Assigned task
Write every entry out again, exactly as given.

Data records

»»

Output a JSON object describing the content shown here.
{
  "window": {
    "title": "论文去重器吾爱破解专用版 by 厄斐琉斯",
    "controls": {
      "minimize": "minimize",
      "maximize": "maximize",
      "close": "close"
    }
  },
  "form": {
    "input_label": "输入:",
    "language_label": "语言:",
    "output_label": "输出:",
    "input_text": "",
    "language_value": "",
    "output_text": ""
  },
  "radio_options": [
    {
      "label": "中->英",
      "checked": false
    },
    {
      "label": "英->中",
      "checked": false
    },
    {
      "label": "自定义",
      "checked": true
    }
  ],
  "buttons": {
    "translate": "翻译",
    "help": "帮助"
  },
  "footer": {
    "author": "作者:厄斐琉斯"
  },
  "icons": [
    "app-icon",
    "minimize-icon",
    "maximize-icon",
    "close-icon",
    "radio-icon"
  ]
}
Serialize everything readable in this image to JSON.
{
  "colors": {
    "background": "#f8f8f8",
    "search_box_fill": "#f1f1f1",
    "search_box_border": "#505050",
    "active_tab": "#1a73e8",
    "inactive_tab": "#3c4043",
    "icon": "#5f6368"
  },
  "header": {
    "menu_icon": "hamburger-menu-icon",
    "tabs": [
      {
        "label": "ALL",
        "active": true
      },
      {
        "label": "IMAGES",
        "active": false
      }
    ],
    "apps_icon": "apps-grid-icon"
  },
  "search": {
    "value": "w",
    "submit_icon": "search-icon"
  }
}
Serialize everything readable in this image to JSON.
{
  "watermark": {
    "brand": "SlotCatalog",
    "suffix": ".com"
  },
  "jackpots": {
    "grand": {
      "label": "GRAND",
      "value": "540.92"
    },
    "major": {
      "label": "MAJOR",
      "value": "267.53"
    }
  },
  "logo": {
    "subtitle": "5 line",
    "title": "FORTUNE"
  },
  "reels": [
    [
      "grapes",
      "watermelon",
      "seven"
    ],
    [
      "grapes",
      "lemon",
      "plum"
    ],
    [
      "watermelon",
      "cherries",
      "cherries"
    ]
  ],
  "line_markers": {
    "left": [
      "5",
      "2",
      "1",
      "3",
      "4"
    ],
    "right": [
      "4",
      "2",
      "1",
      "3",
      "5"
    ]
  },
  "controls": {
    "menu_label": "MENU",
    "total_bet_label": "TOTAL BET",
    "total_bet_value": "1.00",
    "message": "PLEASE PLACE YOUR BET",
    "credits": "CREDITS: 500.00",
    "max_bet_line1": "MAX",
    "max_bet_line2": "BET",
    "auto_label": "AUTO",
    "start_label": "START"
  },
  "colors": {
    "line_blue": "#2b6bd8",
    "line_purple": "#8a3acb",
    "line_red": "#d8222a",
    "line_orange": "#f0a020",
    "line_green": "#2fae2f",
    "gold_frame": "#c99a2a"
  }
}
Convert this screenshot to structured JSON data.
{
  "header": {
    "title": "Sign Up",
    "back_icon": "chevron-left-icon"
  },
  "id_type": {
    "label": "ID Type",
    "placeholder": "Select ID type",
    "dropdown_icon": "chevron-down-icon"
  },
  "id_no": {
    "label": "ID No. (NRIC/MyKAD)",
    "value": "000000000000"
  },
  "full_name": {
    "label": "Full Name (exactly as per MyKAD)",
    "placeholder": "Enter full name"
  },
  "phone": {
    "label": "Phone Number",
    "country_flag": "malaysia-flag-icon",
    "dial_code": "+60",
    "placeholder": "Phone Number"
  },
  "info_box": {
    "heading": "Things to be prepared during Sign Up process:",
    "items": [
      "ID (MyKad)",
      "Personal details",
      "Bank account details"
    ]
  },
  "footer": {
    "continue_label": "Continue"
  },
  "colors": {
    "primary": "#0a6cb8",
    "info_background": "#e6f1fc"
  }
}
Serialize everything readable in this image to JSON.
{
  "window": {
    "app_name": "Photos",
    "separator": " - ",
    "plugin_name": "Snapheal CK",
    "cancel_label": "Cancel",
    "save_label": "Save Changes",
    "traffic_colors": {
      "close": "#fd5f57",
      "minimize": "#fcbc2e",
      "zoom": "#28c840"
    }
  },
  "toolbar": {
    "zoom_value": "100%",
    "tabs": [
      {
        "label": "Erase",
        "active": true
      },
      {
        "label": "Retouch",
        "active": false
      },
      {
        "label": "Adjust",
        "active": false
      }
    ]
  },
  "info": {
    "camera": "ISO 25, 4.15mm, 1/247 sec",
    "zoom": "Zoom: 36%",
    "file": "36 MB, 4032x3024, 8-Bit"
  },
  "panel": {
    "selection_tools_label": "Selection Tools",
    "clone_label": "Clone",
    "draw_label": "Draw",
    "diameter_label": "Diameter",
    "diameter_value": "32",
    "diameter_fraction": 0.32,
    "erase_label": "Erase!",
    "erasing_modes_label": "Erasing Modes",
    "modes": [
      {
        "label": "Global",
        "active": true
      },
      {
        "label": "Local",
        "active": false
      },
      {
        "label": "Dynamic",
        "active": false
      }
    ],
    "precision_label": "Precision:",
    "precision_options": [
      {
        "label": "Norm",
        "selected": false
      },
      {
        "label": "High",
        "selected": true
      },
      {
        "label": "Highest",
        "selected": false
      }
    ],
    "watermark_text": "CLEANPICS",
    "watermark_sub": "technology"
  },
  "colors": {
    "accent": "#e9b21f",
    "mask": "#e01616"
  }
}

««

Response to the task
Output a JSON object describing the content shown here.
{
  "window": {
    "title": "论文去重器吾爱破解专用版 by 厄斐琉斯",
    "controls": {
      "minimize": "minimize",
      "maximize": "maximize",
      "close": "close"
    }
  },
  "form": {
    "input_label": "输入:",
    "language_label": "语言:",
    "output_label": "输出:",
    "input_text": "",
    "language_value": "",
    "output_text": ""
  },
  "radio_options": [
    {
      "label": "中->英",
      "checked": false
    },
    {
      "label": "英->中",
      "checked": false
    },
    {
      "label": "自定义",
      "checked": true
    }
  ],
  "buttons": {
    "translate": "翻译",
    "help": "帮助"
  },
  "footer": {
    "author": "作者:厄斐琉斯"
  },
  "icons": [
    "app-icon",
    "minimize-icon",
    "maximize-icon",
    "close-icon",
    "radio-icon"
  ]
}
Serialize everything readable in this image to JSON.
{
  "colors": {
    "background": "#f8f8f8",
    "search_box_fill": "#f1f1f1",
    "search_box_border": "#505050",
    "active_tab": "#1a73e8",
    "inactive_tab": "#3c4043",
    "icon": "#5f6368"
  },
  "header": {
    "menu_icon": "hamburger-menu-icon",
    "tabs": [
      {
        "label": "ALL",
        "active": true
      },
      {
        "label": "IMAGES",
        "active": false
      }
    ],
    "apps_icon": "apps-grid-icon"
  },
  "search": {
    "value": "w",
    "submit_icon": "search-icon"
  }
}
Serialize everything readable in this image to JSON.
{
  "watermark": {
    "brand": "SlotCatalog",
    "suffix": ".com"
  },
  "jackpots": {
    "grand": {
      "label": "GRAND",
      "value": "540.92"
    },
    "major": {
      "label": "MAJOR",
      "value": "267.53"
    }
  },
  "logo": {
    "subtitle": "5 line",
    "title": "FORTUNE"
  },
  "reels": [
    [
      "grapes",
      "watermelon",
      "seven"
    ],
    [
      "grapes",
      "lemon",
      "plum"
    ],
    [
      "watermelon",
      "cherries",
      "cherries"
    ]
  ],
  "line_markers": {
    "left": [
      "5",
      "2",
      "1",
      "3",
      "4"
    ],
    "right": [
      "4",
      "2",
      "1",
      "3",
      "5"
    ]
  },
  "controls": {
    "menu_label": "MENU",
    "total_bet_label": "TOTAL BET",
    "total_bet_value": "1.00",
    "message": "PLEASE PLACE YOUR BET",
    "credits": "CREDITS: 500.00",
    "max_bet_line1": "MAX",
    "max_bet_line2": "BET",
    "auto_label": "AUTO",
    "start_label": "START"
  },
  "colors": {
    "line_blue": "#2b6bd8",
    "line_purple": "#8a3acb",
    "line_red": "#d8222a",
    "line_orange": "#f0a020",
    "line_green": "#2fae2f",
    "gold_frame": "#c99a2a"
  }
}
Convert this screenshot to structured JSON data.
{
  "header": {
    "title": "Sign Up",
    "back_icon": "chevron-left-icon"
  },
  "id_type": {
    "label": "ID Type",
    "placeholder": "Select ID type",
    "dropdown_icon": "chevron-down-icon"
  },
  "id_no": {
    "label": "ID No. (NRIC/MyKAD)",
    "value": "000000000000"
  },
  "full_name": {
    "label": "Full Name (exactly as per MyKAD)",
    "placeholder": "Enter full name"
  },
  "phone": {
    "label": "Phone Number",
    "country_flag": "malaysia-flag-icon",
    "dial_code": "+60",
    "placeholder": "Phone Number"
  },
  "info_box": {
    "heading": "Things to be prepared during Sign Up process:",
    "items": [
      "ID (MyKad)",
      "Personal details",
      "Bank account details"
    ]
  },
  "footer": {
    "continue_label": "Continue"
  },
  "colors": {
    "primary": "#0a6cb8",
    "info_background": "#e6f1fc"
  }
}
Serialize everything readable in this image to JSON.
{
  "window": {
    "app_name": "Photos",
    "separator": " - ",
    "plugin_name": "Snapheal CK",
    "cancel_label": "Cancel",
    "save_label": "Save Changes",
    "traffic_colors": {
      "close": "#fd5f57",
      "minimize": "#fcbc2e",
      "zoom": "#28c840"
    }
  },
  "toolbar": {
    "zoom_value": "100%",
    "tabs": [
      {
        "label": "Erase",
        "active": true
      },
      {
        "label": "Retouch",
        "active": false
      },
      {
        "label": "Adjust",
        "active": false
      }
    ]
  },
  "info": {
    "camera": "ISO 25, 4.15mm, 1/247 sec",
    "zoom": "Zoom: 36%",
    "file": "36 MB, 4032x3024, 8-Bit"
  },
  "panel": {
    "selection_tools_label": "Selection Tools",
    "clone_label": "Clone",
    "draw_label": "Draw",
    "diameter_label": "Diameter",
    "diameter_value": "32",
    "diameter_fraction": 0.32,
    "erase_label": "Erase!",
    "erasing_modes_label": "Erasing Modes",
    "modes": [
      {
        "label": "Global",
        "active": true
      },
      {
        "label": "Local",
        "active": false
      },
      {
        "label": "Dynamic",
        "active": false
      }
    ],
    "precision_label": "Precision:",
    "precision_options": [
      {
        "label": "Norm",
        "selected": false
      },
      {
        "label": "High",
        "selected": true
      },
      {
        "label": "Highest",
        "selected": false
      }
    ],
    "watermark_text": "CLEANPICS",
    "watermark_sub": "technology"
  },
  "colors": {
    "accent": "#e9b21f",
    "mask": "#e01616"
  }
}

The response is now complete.